## Available data
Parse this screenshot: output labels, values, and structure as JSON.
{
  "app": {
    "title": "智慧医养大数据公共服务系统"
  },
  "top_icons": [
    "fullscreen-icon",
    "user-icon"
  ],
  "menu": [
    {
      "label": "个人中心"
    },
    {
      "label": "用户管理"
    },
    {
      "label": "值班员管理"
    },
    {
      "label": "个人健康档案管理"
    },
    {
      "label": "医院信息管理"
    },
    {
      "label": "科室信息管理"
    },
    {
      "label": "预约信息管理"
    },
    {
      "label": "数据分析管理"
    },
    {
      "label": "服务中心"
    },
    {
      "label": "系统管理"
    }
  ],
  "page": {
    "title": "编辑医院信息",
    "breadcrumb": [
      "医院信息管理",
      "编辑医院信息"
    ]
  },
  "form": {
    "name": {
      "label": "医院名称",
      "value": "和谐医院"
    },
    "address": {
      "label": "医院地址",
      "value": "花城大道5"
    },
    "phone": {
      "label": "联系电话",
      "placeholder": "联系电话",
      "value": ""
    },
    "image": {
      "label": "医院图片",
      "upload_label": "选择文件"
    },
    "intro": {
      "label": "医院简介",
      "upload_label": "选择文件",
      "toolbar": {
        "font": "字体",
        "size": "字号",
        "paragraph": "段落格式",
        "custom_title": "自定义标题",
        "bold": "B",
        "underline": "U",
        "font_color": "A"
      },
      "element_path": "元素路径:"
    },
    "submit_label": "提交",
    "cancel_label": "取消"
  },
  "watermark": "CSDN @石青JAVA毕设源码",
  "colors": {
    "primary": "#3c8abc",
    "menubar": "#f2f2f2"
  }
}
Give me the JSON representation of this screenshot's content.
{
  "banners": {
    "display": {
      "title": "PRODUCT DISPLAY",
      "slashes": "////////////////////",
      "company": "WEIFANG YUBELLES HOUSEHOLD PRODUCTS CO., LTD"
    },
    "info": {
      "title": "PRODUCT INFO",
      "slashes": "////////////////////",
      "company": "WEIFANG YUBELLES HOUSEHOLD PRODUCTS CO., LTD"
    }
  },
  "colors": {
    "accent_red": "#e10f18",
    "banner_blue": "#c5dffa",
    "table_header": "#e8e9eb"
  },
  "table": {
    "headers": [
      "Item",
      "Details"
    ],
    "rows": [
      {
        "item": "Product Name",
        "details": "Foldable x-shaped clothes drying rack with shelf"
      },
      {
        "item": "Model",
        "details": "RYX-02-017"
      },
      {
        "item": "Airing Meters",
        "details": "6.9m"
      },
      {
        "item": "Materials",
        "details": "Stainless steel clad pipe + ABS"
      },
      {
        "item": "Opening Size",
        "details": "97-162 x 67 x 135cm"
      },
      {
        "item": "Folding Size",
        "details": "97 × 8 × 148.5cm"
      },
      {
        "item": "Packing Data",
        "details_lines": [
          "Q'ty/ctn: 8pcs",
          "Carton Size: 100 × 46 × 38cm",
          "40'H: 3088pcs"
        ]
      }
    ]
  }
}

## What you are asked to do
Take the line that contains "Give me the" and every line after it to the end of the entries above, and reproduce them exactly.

## Response
Give me the JSON representation of this screenshot's content.
{
  "banners": {
    "display": {
      "title": "PRODUCT DISPLAY",
      "slashes": "////////////////////",
      "company": "WEIFANG YUBELLES HOUSEHOLD PRODUCTS CO., LTD"
    },
    "info": {
      "title": "PRODUCT INFO",
      "slashes": "////////////////////",
      "company": "WEIFANG YUBELLES HOUSEHOLD PRODUCTS CO., LTD"
    }
  },
  "colors": {
    "accent_red": "#e10f18",
    "banner_blue": "#c5dffa",
    "table_header": "#e8e9eb"
  },
  "table": {
    "headers": [
      "Item",
      "Details"
    ],
    "rows": [
      {
        "item": "Product Name",
        "details": "Foldable x-shaped clothes drying rack with shelf"
      },
      {
        "item": "Model",
        "details": "RYX-02-017"
      },
      {
        "item": "Airing Meters",
        "details": "6.9m"
      },
      {
        "item": "Materials",
        "details": "Stainless steel clad pipe + ABS"
      },
      {
        "item": "Opening Size",
        "details": "97-162 x 67 x 135cm"
      },
      {
        "item": "Folding Size",
        "details": "97 × 8 × 148.5cm"
      },
      {
        "item": "Packing Data",
        "details_lines": [
          "Q'ty/ctn: 8pcs",
          "Carton Size: 100 × 46 × 38cm",
          "40'H: 3088pcs"
        ]
      }
    ]
  }
}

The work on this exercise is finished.